QF – Quattlebaum Foretich - Gallery is pleased to present tête a tête, a group exhibition curated by Mickalene Thomas and featuring work by Derrick Adams, Zachary Fabri, LaToya Ruby Frazier, Deana Lawson, Nicole Miller, Zanele Muholi, Hannah Price, Paul Mpagi Sepuya, Malick Sidibe, Xaviera Simmons, Mickalene Thomas and Hank Willis Thomas.
In January of 2012 the Friends of Education of the Museum of Modern Art, New York invited Derrick Adams, Clifford Owens, and Xaviera Simmons to participate in Conversation: Among Friends. This discussion inspired Mickalene Thomas to question ideas surrounding collaborative work, and to consider the performative process in which conversation is transformed into a visual expression.
Tête a tête, in its third iteration, includes photography and video by artists from Africa and the United States. The works in this exhibition presents itself with visual complexity and conceptual ideologies through myth, performance, literature and self, as pertained to the “black body” as we consider it in today’s society.
Mickalene Thomas is interested in the performative way in which male artists use their physical presence and body in relation to the viewer, and the way many female artists see themselves through the gaze of another (often male). Each time Thomas conceives tête a tête, new artists addressing these themes are invited to participate.
Derrick Adams responds to these ideas directly with shrouded self-portraits in Static | Distortion | Interference. Zachary Fabri’s meditative video is an intimate, interior version of his magical, alchemical, filmic landscapes. LaToya Ruby Frazier’s short video is a collaboration between the artist and her mother, exploring themes regarding the body and landscape, familial and communal history, “psychological portraits of the identity of the body and how surrounding outside spaces shape and form it physically.”
Deana Lawson creates photographs that serve as visual testimonies of familial relationships, sexuality, and life cycles in intimate and urban environments. In the Faces and Phases series, Zanele Muholi photographed black lesbians she met through the South African townships as a commemoration and celebration of their lives. She established relationships with her subjects based on a mutual understanding of what it means to be female and lesbian in South Africa today.

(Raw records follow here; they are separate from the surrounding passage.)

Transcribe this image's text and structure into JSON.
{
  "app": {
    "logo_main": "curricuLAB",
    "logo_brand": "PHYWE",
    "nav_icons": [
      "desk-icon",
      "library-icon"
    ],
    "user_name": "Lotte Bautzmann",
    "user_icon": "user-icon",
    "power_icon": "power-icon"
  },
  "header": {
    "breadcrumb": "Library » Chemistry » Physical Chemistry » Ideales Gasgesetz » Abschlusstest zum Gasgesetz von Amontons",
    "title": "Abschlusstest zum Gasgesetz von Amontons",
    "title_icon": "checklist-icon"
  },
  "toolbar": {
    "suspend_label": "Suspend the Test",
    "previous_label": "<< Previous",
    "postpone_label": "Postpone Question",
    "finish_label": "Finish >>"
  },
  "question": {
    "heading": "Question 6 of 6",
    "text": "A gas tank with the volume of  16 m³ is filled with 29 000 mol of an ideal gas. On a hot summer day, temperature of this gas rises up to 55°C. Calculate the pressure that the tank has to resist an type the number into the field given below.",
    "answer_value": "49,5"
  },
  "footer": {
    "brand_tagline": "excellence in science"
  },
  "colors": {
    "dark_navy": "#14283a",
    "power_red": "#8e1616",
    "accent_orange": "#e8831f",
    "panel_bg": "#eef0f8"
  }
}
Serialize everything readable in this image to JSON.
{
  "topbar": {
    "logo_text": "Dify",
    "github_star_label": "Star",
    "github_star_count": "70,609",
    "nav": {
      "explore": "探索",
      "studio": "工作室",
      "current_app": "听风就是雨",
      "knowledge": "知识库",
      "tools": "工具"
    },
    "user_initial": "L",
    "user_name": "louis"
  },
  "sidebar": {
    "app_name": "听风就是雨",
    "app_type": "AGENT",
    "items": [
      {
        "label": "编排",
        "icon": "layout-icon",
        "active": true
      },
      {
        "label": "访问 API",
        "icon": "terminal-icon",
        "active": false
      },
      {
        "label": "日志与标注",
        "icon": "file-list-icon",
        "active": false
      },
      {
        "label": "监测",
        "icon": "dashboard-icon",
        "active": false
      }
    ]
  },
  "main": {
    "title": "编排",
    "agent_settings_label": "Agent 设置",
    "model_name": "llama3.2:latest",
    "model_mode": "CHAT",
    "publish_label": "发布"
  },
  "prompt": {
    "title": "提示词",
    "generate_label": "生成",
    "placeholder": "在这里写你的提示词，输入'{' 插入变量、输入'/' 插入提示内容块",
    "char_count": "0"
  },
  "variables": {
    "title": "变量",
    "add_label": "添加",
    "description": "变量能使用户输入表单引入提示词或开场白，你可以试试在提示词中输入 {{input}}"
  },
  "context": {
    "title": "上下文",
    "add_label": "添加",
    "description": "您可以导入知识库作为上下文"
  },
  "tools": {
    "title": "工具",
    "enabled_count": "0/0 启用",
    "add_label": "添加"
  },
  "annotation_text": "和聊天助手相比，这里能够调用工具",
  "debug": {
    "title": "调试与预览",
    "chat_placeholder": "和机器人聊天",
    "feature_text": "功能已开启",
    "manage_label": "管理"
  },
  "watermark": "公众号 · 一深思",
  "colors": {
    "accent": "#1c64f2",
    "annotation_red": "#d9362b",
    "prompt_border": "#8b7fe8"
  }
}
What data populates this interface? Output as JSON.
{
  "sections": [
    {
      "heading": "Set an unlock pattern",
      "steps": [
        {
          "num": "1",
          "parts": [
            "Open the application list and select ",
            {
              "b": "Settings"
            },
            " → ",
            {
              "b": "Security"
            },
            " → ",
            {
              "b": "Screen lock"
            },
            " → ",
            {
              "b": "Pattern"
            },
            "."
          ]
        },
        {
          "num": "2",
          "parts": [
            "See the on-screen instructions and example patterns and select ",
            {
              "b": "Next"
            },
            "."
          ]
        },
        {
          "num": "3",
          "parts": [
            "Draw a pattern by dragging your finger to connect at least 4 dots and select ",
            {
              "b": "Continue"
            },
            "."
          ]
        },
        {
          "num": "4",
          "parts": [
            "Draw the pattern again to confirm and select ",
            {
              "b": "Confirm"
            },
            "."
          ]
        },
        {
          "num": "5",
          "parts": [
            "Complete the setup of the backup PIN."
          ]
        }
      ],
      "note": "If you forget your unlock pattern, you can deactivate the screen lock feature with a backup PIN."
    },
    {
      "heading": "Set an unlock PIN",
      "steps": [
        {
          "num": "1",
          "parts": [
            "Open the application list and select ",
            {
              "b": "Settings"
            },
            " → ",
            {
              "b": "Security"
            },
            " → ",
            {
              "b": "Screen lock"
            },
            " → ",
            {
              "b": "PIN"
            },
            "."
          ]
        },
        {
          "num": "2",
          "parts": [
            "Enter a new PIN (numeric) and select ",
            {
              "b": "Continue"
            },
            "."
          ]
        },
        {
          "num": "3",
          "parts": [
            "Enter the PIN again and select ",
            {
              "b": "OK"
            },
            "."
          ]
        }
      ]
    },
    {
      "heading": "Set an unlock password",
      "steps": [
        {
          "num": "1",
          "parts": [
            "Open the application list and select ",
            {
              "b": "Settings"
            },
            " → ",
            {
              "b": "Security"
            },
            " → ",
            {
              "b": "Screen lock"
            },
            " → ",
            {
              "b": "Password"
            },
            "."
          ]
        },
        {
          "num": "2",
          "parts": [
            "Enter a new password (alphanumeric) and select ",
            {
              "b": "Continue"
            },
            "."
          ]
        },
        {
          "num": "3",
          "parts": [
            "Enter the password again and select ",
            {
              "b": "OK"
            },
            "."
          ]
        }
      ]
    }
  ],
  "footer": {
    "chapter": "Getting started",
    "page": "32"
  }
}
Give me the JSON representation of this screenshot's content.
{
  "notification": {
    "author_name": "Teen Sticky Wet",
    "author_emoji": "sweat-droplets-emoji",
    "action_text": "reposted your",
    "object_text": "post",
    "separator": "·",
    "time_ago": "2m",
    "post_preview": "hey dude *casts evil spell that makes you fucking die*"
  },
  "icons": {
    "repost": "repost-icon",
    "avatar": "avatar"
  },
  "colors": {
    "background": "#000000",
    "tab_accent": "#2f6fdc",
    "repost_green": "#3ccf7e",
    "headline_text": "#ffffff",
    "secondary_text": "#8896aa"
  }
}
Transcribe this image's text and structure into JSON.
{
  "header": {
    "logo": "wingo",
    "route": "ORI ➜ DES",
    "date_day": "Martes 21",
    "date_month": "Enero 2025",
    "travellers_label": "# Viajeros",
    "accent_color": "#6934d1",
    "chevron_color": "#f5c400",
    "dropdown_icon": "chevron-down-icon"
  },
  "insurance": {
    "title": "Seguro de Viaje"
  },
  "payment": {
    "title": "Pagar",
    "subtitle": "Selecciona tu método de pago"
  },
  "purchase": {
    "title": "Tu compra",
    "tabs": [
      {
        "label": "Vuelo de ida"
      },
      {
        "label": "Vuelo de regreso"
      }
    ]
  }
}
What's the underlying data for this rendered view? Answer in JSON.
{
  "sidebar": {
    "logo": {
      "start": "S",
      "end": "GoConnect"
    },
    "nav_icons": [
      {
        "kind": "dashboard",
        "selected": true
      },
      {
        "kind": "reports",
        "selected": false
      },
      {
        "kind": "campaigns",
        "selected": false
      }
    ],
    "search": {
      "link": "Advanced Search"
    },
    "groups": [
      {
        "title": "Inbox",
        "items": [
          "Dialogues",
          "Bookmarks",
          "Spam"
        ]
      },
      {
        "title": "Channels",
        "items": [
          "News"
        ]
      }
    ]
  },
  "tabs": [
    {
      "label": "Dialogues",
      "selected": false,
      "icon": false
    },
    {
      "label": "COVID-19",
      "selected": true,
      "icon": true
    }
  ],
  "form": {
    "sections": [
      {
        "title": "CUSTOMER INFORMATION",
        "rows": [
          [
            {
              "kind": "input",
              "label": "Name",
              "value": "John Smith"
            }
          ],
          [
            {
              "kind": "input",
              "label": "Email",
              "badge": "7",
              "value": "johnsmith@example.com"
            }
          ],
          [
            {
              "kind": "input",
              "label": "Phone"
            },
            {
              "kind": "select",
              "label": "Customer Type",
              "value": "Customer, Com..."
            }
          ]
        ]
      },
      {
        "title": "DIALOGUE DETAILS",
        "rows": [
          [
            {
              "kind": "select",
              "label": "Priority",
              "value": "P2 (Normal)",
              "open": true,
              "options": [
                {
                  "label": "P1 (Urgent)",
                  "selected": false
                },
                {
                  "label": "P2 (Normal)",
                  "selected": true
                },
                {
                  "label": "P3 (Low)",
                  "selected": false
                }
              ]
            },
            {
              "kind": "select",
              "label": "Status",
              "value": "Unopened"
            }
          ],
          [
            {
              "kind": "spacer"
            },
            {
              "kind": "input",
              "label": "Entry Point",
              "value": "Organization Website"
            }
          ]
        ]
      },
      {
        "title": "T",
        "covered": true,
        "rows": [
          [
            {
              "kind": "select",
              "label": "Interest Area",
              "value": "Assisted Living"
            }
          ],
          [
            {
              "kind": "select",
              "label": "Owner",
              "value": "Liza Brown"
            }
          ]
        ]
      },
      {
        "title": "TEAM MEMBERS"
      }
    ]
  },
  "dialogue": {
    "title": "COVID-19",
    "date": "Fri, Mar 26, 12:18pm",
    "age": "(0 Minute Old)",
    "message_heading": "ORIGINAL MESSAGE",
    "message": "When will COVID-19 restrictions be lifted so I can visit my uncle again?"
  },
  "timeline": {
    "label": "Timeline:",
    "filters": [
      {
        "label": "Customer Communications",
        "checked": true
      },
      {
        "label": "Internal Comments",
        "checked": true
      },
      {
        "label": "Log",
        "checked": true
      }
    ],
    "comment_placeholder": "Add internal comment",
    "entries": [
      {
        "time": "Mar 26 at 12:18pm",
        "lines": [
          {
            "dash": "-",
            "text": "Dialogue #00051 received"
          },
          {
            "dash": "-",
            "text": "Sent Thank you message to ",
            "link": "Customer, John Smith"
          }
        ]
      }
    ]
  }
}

Mickalene Thomas’ Polaroid Series, compositions of archival digital Polaroid prints, provide insight into her artistic process. As if looking through a keyhole, the images expose Thomas’ subjects (many of whom are also portrayed in her prints, photographs and paintings), as she herself would have seen them. Thomas creates her narratives through groupings, notes, and arrangements that articulate the intimate conversations between artist and subject.